David Bowie: MSG Review
By Frank Scheck
Madison Square Garden, New York
Monday, Dec. 15
Revealing few traces of the bout with the flu that necessitated the postponement of the first several dates of the U.S. segment of his world tour, David Bowie delivered the sort of killer show at the Garden that well demonstrated why he's become one of the most venerated figures in rock. Delivering a nearly two-hour, career-spanning set that included numbers dating back three decades as well as songs from his new "Reality" album, Bowie and his amazing seven-piece band gave a transcendent performance.
The set list was cannily chosen, featuring the classic hits ("Fame," "Ashes to Ashes," "Changes"), vintage favorites ("The Man Who Sold the World," "Life on Mars"), relative obscurities ("Cactus," from last year's "Heathen" CD, and the powerful "Motel," from "Outside") and a handful of songs from "Reality." The latter, including the hard-rocking "New Killer Star," for which Bowie just received a Grammy nomination, and the moving "The Loneliest Guy," were strong numbers comparing well to his glory days and fit seamlessly into the set.
Highlights included a mesmerizing duet with bassist Gail Ann Dorsey on the Bowie-Queen collaboration "Under Pressure" and a particularly powerful one-two punch of the menacing and now all too resonant "I'm Afraid of Americans" followed by "Heroes," the latter of which the singer graciously introduced as "the other side of the story." The dynamite encore was an intense triple blast of "Jean Genie," "Suffragette City" and the seminal "Ziggy Stardust."
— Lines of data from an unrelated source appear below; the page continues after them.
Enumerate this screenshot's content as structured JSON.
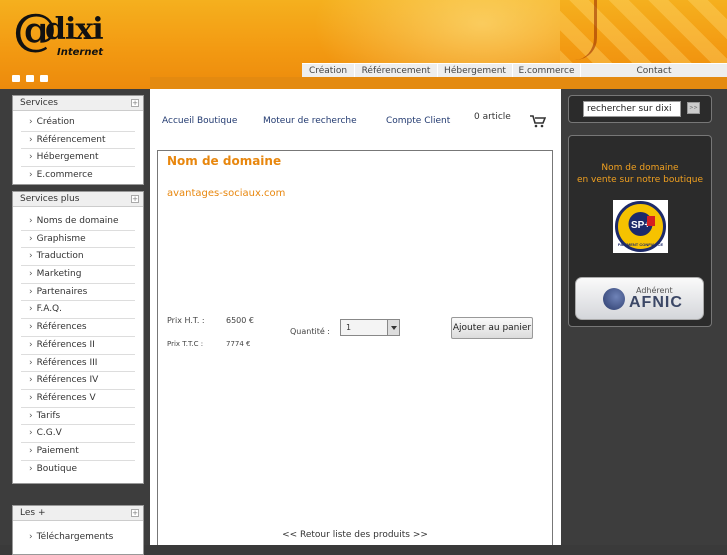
{
  "header": {
    "logo_at": "@",
    "logo_dixi": "dixi",
    "logo_sub": "Internet",
    "icons": [
      "home-icon",
      "mail-icon",
      "folder-icon"
    ],
    "brand_color": "#f39a12"
  },
  "nav": {
    "items": [
      "Création",
      "Référencement",
      "Hébergement",
      "E.commerce",
      "Contact"
    ]
  },
  "sidebar": {
    "services": {
      "title": "Services",
      "toggle": "+",
      "items": [
        "Création",
        "Référencement",
        "Hébergement",
        "E.commerce"
      ]
    },
    "services_plus": {
      "title": "Services plus",
      "toggle": "+",
      "items": [
        "Noms de domaine",
        "Graphisme",
        "Traduction",
        "Marketing",
        "Partenaires",
        "F.A.Q.",
        "Références",
        "Références II",
        "Références III",
        "Références IV",
        "Références V",
        "Tarifs",
        "C.G.V",
        "Paiement",
        "Boutique"
      ]
    },
    "les_plus": {
      "title": "Les +",
      "toggle": "+",
      "items": [
        "Téléchargements"
      ]
    },
    "arrow": "›"
  },
  "topbar": {
    "accueil": "Accueil Boutique",
    "moteur": "Moteur de recherche",
    "compte": "Compte Client",
    "cart_count": "0 article",
    "cart_icon": "cart-icon"
  },
  "product": {
    "title": "Nom de domaine",
    "domain": "avantages-sociaux.com",
    "ht_label": "Prix H.T.  :",
    "ht_value": "6500 €",
    "ttc_label": "Prix T.T.C :",
    "ttc_value": "7774 €",
    "qty_label": "Quantité :",
    "qty_value": "1",
    "add_button": "Ajouter au panier",
    "back_link": "<< Retour liste des produits >>"
  },
  "right": {
    "search_value": "rechercher sur dixi",
    "search_go": ">>",
    "promo_line1": "Nom de domaine",
    "promo_line2": "en vente sur notre boutique",
    "badge_text": "SP+",
    "badge_caption": "PAIEMENT CONFIANCE",
    "afnic_small": "Adhérent",
    "afnic_big": "AFNIC"
  }
}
Opening act Macy Gray had a little trouble making an impact in the massive arena with her 45-minute set of retro-style soul, but eventually her infectious, slinky grooves - which included entertainingly funky revampings of television theme songs ranging from "All in the Family" to "The Sopranos" - won the crowd over.
TO CLOSE WINDOW